One of the biggest lingering questions about the Donald Trump presidency is the degree to which his campaign shtick of being a working-class populist was an open fraud. So far, all signs point towards "completely."

The most recent example comes from Ivanka Trump, who is reportedly the force behind a new plan to provide a tax deduction for child care. As usual for Republican policymaking, it is absurdly tilted towards the rich. Ultra-rich families — like those of the many Wall Street goons stocking Trump's Cabinet, or of the various Trump children themselves — will make out handsomely. But poor and working-class schlubs will get a pittance, if they get anything.

The full details of the plan have not been released yet, but the basic shape was described in a Bloomberg report. It would allow parents to deduct their child care expenses from their taxable income; single parents earning less than $250,000 would qualify, and so would couples earning less than $500,000. (This doesn't mean that a family making more than that would be totally ineligible, the deduction would just be phased out as income increased, up to an overall limit in deductions.) Additionally, there would be a $1,200 child care supplement in the Earned Income Tax Credit to cut poorer families in a bit.

Tax deductions reduce your taxable income, so the actual benefit will depend on your tax rate (as opposed to tax credits, which reduce your taxes owed directly). Kevin Drum does a quick sketch of what that would look like with a $5,000 deduction here. Essentially, the more you make, the more you benefit, up to the income cap. But that cap is extremely high — $500,000 is nearly nine times the median household income, so the number of super-rich families who wouldn't get at least a piece of it would be very small.

The right-leaning Tax Foundation conducted an analysis of Trump's child care plan, and found that it would cost $500 billion over 10 years. They did not break out how much of that is due to the EITC expansion and how much to the increased deduction, but at a rough guess the bulk of the cost is due to the deduction. The current EITC grants a maximum of $3,373 for one-child families, $5,572 for two-child families, and $6,269 for those with more than two children. For families right in the income sweet spot, that would be quite a sizable benefit — but there won't be very many of them, as the EITC also phases in and out fairly quickly:

(Courtesy Center on Budget and Policy Priorities)

Worse yet, the EITC requires that you have wage income before you can claim it, so people without jobs are left out.
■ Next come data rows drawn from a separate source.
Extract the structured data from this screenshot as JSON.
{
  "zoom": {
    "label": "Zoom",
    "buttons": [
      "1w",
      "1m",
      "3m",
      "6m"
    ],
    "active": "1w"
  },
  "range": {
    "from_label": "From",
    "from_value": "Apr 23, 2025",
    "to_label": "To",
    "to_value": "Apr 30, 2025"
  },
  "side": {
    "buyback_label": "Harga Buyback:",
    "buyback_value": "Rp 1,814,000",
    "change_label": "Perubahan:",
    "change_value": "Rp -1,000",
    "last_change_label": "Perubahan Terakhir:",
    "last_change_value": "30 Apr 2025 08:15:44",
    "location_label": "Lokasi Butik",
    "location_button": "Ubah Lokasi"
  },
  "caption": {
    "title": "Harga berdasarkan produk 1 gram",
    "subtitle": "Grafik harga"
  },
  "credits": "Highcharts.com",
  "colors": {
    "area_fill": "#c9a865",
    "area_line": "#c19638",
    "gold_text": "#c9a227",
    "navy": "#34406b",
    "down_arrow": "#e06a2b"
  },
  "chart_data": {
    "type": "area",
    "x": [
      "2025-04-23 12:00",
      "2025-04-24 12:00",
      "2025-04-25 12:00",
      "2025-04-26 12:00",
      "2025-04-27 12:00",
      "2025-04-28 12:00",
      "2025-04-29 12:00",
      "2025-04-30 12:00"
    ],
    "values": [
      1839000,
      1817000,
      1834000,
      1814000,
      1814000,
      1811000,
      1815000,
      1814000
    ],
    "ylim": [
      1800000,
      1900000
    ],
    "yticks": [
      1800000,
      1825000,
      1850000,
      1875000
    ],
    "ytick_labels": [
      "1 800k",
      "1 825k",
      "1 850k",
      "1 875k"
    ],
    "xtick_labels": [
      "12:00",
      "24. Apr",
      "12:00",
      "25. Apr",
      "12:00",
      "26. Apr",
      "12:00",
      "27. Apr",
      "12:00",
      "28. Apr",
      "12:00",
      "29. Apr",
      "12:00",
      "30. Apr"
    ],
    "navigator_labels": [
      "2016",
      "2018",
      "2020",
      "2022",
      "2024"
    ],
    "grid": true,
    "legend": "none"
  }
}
Under the Trump plan, the very poorest parents will get no child care help at all. As Alan Cole, a Tax Foundation analyst, told Bloomberg, "the largest benefits will go to relatively affluent dual-income families using paid child care."

Bryce Covert makes two more key points: First, there is already a program to help lower-income families with child care costs, for up to $4,800 per year — but it hasn't been fully funded of late due to Republican austerity. Second, yearly tax benefits are a bad way to help cash-strapped poor families with constant expenses like child care — far better to have a monthly payment so people don't have to juggle budgets or savings accounts.

So we see the overall shape of Ivanka Trump's signature policy idea. Wealthy families who can easily front the cash for a daycare or an au pair will get a nice fat tax reduction when their accountant files their taxes for them — and the richer they are, they more they will get, up to quite a high bar. The top half of poor families will get a few scraps, assuming they can navigate their way through the hellish paperwork to claim the EITC properly, while the poorest of the poor will get little or nothing.

Welcome to President Trump's America!